The Ruth H. Hooker Research Library and Technical Information Center of the Naval Research Laboratory has installed an optical disk system consisting of a Sony autochanger, Sun minicomputer, Sun workstations, TDC scanners, printers, personal computers, and various other peripherals. The system stores large portions of the library's collection on twelve-inch optical disks and can be expanded to allow retrieval over the campus network by the scientists of the Naval Research Laboratory. The first segment of the collection to be processed is a technical report collection consisting of 140,000 reports averaging fifty-five pages each. A third of this collection has currently been scanned to disk and is available for retrieval and on-demand printing by the library patron.
This paper describes the development of an optical disk storage capability at the Ruth H. Hooker Research library and Technical Information Center of the Naval Research Laboratory (NRL). Optical storage was selected for the preservation and maximum protection of the library's immensely valuable collection of technical reports. This collection represents results of research in the areas of physics and engineering since the beginning of the Second World War, and much of this information is unavailable from any other source.
Optical disk technology also provides a viable, sensible solution to many of the serious recurrent problems that plague librarians. The most striking advantage of optical storage is that it is a permanent solution to the space problem; no matter how you treat them, index them, or catalog them, paper products, film products, and so on take up space, and space costs money. Omitting the costs associated with filing, retrieving, and refiling reports, the savings to the NRL in overhead will be more than $100,000 a year when the entire unclassified report collection has been put on disk. Space requirements will drop from 3,600 square feet to only 144 square feet. Optical storage also saves money by eliminating all future filing. retrieving, and refiling associated with physical storage. A paper copy of an item can be printed at the touch of a key and never has to be refiled, since the archived copy remains on the disk. This technology presents a dream scenario in which a librarian can sit in a pleasant environment, identify a paper, report, or picture, and retrieve the item in seconds without leaving the area or the patron.

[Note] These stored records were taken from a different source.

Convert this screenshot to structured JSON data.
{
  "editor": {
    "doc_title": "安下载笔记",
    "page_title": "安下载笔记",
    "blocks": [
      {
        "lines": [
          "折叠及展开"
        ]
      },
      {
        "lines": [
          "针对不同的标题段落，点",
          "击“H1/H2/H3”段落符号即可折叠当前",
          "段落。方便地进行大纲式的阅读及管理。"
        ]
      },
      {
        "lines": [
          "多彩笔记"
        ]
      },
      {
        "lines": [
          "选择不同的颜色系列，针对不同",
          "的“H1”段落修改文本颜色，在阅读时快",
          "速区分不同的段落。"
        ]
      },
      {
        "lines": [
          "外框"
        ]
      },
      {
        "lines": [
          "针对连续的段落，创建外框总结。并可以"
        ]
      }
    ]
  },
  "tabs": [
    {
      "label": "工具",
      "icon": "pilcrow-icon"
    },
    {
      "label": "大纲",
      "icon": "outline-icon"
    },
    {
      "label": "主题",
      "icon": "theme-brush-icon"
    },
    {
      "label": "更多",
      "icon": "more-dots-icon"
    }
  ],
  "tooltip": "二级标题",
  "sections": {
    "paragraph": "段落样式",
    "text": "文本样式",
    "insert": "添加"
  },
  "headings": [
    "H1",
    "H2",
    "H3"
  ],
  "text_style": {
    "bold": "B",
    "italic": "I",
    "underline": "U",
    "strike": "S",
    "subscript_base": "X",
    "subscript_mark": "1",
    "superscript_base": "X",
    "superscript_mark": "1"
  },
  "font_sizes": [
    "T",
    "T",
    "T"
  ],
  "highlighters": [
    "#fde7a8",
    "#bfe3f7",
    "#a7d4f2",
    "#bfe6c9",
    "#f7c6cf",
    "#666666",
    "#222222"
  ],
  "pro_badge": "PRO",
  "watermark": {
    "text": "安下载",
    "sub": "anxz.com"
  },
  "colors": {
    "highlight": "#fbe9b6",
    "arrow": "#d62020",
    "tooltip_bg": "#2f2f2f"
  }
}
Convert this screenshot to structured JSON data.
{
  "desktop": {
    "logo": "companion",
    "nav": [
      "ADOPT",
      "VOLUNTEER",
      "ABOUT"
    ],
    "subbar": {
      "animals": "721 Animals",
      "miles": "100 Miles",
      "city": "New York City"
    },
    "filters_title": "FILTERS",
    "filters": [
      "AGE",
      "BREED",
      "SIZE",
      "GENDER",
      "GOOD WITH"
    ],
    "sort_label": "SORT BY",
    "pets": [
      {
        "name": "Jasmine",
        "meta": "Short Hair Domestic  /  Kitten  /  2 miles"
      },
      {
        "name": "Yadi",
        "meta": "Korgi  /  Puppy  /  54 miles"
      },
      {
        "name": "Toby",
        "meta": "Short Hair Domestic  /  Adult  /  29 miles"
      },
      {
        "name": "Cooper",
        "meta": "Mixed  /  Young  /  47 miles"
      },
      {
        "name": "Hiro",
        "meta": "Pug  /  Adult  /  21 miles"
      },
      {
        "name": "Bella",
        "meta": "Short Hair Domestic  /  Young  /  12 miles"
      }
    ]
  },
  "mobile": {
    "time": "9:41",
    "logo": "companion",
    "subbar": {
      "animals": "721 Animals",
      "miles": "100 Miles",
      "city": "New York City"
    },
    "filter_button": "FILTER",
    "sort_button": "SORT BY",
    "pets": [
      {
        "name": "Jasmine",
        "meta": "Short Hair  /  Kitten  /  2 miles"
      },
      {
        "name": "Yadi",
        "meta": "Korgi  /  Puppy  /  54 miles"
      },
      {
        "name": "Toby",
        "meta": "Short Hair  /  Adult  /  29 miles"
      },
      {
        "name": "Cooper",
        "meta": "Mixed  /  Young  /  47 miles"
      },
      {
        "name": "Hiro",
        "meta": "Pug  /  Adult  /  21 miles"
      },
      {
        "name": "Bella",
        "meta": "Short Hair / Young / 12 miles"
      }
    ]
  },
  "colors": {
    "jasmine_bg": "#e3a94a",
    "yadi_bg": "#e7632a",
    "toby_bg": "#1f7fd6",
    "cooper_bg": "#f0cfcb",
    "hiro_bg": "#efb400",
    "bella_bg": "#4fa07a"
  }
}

While the costs of equipment and conversion mandate careful consideration and planning for the implementation of optical storage and retrieval, these costs are not so great that smaller libraries are prohibited from taking advantage of this technology. Small turn-key units can be purchased at reasonable costs, and if libraries collaborate in the scanning, costs can be absorbed in the budgets of even the smaller establishments.
Optical disk technology exists today and is being applied both in the government and commercial sectors. For example, the Internal Revenue Service, which must deal with the phenomenal problem of storing income tax returns both from the private and industrial sectors, has several prototype optical disk storage and retrieval systems currently operational and several others in the planning stage.(1)
The giant insurance company United Services Automobile Association in San Antonio, Texas, has produced a practically paperless operation using optical disk technology; smaller insurance agencies are opting for this technology as well.(2)
The U.S. Navy's "paperless ship project" launched by Admiral Metcalf in 1987 is an undertaking that includes converting vast numbers of documents to optical storage.(3)
The list of those who are applying this technology is a long one and users and potential users may be found wherever there are large quantities of information to be stored.
Libraries are obvious beneficiaries, since by their very nature they are places where large quantities of information are stored in every kind of format: books, journals, maps, charts, film, and computer databases. …